In a January 2007 essay titled "Doin' Time In Gay Man's Hell", I described how centuries of criminalization and ostracism had infected Gay people with a deep sense of shame. I wrote: "Thirty years ago, there was nothing like the affirmation of LGBT identity that we see today. Society taught us that our love was illegitimate and perverse, and like impressionable children, we accepted that teaching. The Stonewall rebellion notwithstanding, we had very little self-esteem. Closeted or not, we were willing to perpetuate a clandestine culture born of oppression and shame." A separate culture centered around disreputable dive bars, dangerous wooded areas, reeking public restrooms and sleazy Adult book/video shops.


Unfortunately, there are a lot of LGBT folk who still think of these venues as being the center of "Gay culture." Worse, they think Lesbians, Gay men and transgender people should confine their leisure activities to such venues. I got a painful reminder of this when I recently picked up a booklet called Out In Canada; distributed to Gay businesses in the United States, this handout is aimed at promoting LGBT tourism north of the border.

Of course, you'd expect such a publication to highlight places of potential interest to Gay tourists. What I didn't expect is how limited and narrow that interest was perceived to be by the Out In Canada editorial staff. As an example of what I mean, here's an excerpt from the booklet, directed at American Lesbians who plan to visit the Canadian province of Qu├ębec:

To make sure I was up-to-date, I asked friends what 'dyke places' I should (go to) . . . it seems that Toronto dykes tend to patronize Straight bars and restaurants; comfort, cost and quality seem to be more important than queerness....

For the rest, please jump to Don's website: Christ the Gay Martyr

5 comments:

Mark D. Snyder said...

The gay history in this post is quite a bit lacking, and the premise is itself full of shame.

If you don't want to cruise for sex in the woods or go to dive bars, don't - but do not make everyone who enjoys those things feel shameful about themselves.

The author of this post purpetrates the very shame he claims to detest.

Proper information and education around STDS/AIDS will not happen until people accept that we are sexual beings and there is nothing wrong or "sleazy" about it.

The reason I personally go to divey gay bars like the Eagle is not because of my shame it is because it is a safe fun place to go be with my community.

I don't know anyone who thinks that queer people should confine themselves to strictly those venues.

Frankly, there are barely any gay bars left due to all the starbucks and high priced condos that have taken over, which I'm sure the author of this post much prefers.

John Hosty-Grinnell said...

Mark, the more important message is that GLBT people are buying into the idea that there is something to be ashamed of inherently. Only our actions can be judged, not our being.

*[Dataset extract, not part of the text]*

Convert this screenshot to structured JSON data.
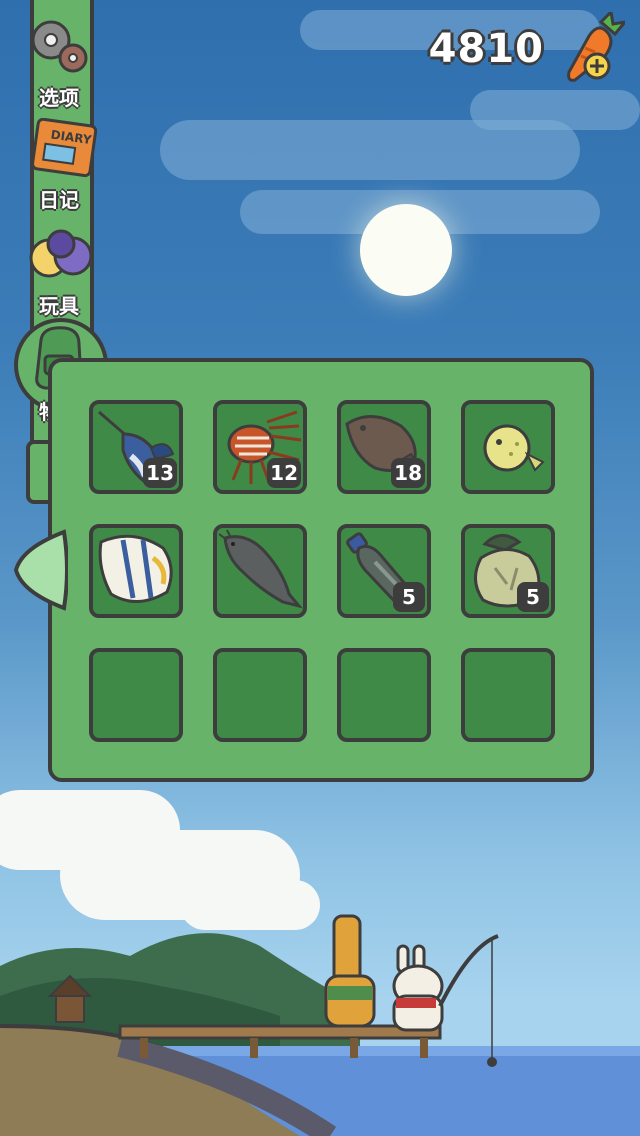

Jane Know said...

Actually, I was inclined to agree with this article after reading it in entirety. However, after reading mark d. snyder's comment, that has changed a little. I actually do like the divey gay bars, too, including the male ones. They are usually friendly places where I can go and not worry about being judged by anyone and just have a good time.
Oh, and not be hit on by straight men who think lesbians are hot.

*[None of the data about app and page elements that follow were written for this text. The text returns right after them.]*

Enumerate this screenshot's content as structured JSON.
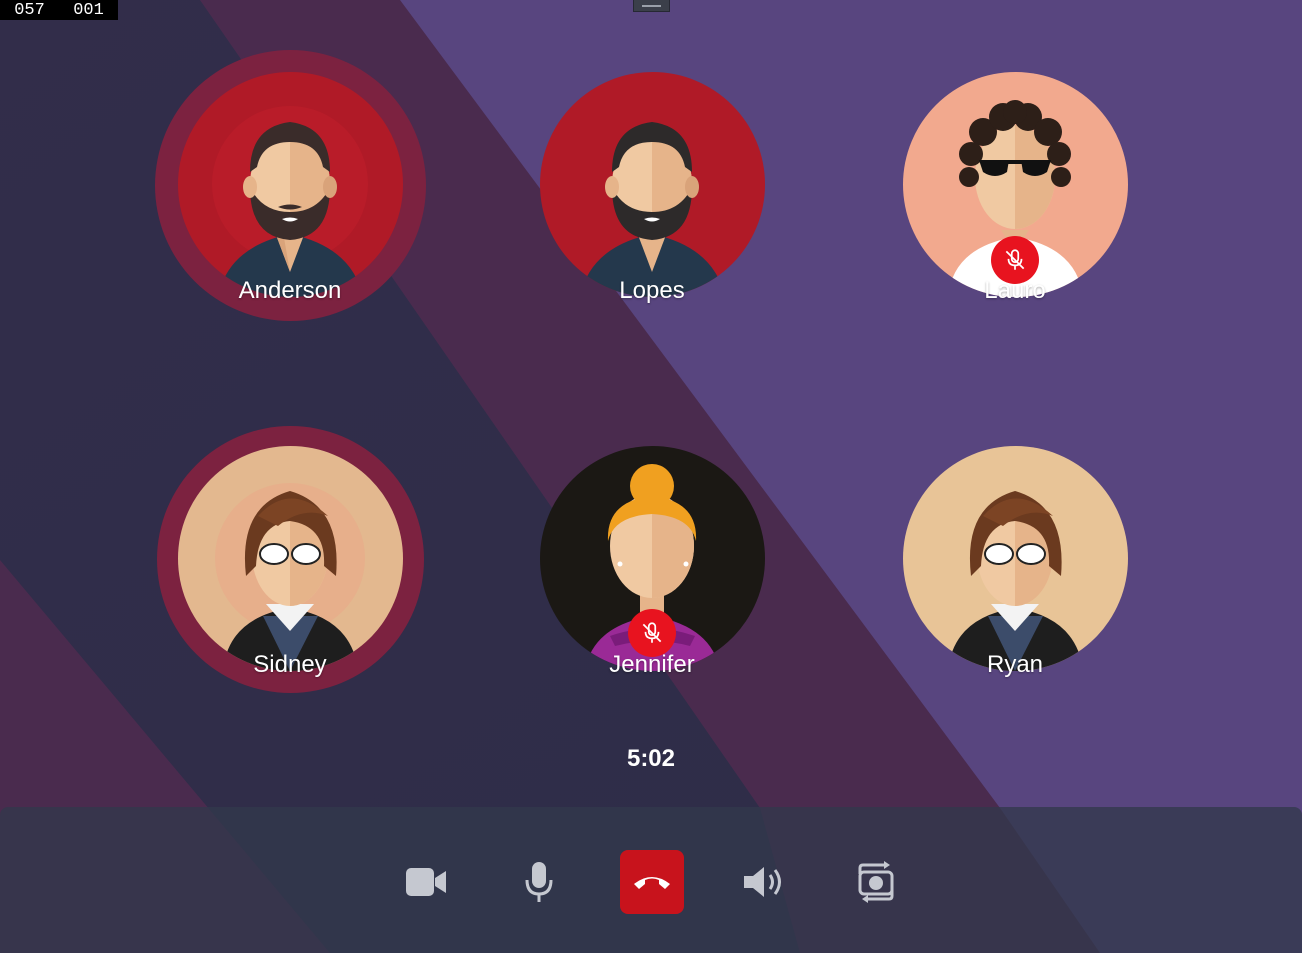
{
  "counter": {
    "left": "057",
    "right": "001"
  },
  "participants": [
    {
      "name": "Anderson",
      "speaking": true,
      "muted": false,
      "avatar_icon": "bearded-man-avatar-icon",
      "avatar_bg": "#b01a27"
    },
    {
      "name": "Lopes",
      "speaking": false,
      "muted": false,
      "avatar_icon": "bearded-man-avatar-icon",
      "avatar_bg": "#b01a27"
    },
    {
      "name": "Lauro",
      "speaking": false,
      "muted": true,
      "avatar_icon": "curly-hair-sunglasses-man-avatar-icon",
      "avatar_bg": "#f2a98e"
    },
    {
      "name": "Sidney",
      "speaking": true,
      "muted": false,
      "avatar_icon": "glasses-man-avatar-icon",
      "avatar_bg": "#e3b88f"
    },
    {
      "name": "Jennifer",
      "speaking": false,
      "muted": true,
      "avatar_icon": "blonde-woman-avatar-icon",
      "avatar_bg": "#1b1814"
    },
    {
      "name": "Ryan",
      "speaking": false,
      "muted": false,
      "avatar_icon": "glasses-man-avatar-icon",
      "avatar_bg": "#e8c497"
    }
  ],
  "call": {
    "timer": "5:02"
  },
  "controls": [
    {
      "id": "camera",
      "icon": "video-camera-icon"
    },
    {
      "id": "microphone",
      "icon": "microphone-icon"
    },
    {
      "id": "hangup",
      "icon": "phone-hangup-icon",
      "color": "#c8131c"
    },
    {
      "id": "speaker",
      "icon": "speaker-volume-icon"
    },
    {
      "id": "switch-camera",
      "icon": "switch-camera-icon"
    }
  ],
  "colors": {
    "speaking_ring": "#7c2240",
    "mute_badge": "#e8131f",
    "background": "#58457f"
  }
}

John Hosty-Grinnell said...

Jane, I do see a need for the dive bars, and Mark mentioned the "Eagle" which was one of my favorites when we sued to go around in Boston.

I agree with Don in the sense that we have to make sure we are not buying into the idea that there is something wrong with us. That is one of my primary concerns with our community, making sure they live as equals first in their minds.

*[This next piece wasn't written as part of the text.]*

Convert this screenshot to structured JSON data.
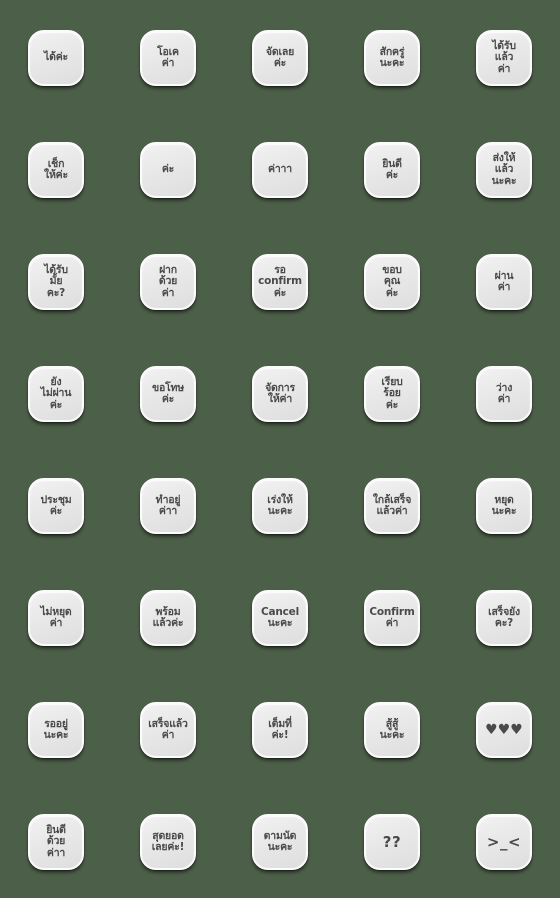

Jane Know said...

JHG-True. On the opposite side of not wanting gays to be ashamed, I also find it irritating when straight people go to gay bars *only* for the novelty of it. (ie-bachelorette parties going to a famous gay club here in chicago). it's like they're saying, "I would never come here on a normal night, but since it's a special occasion, let's go stare at the gays and drag queens." Maybe this doesn't bother other people. But it does bother me.

Not to mention the fact that gay people can't even get married, yet they will come to a gay bar to brag about their own marriages.

Straight people who go because it's fun or they want to dance or they are with their friends is a different story.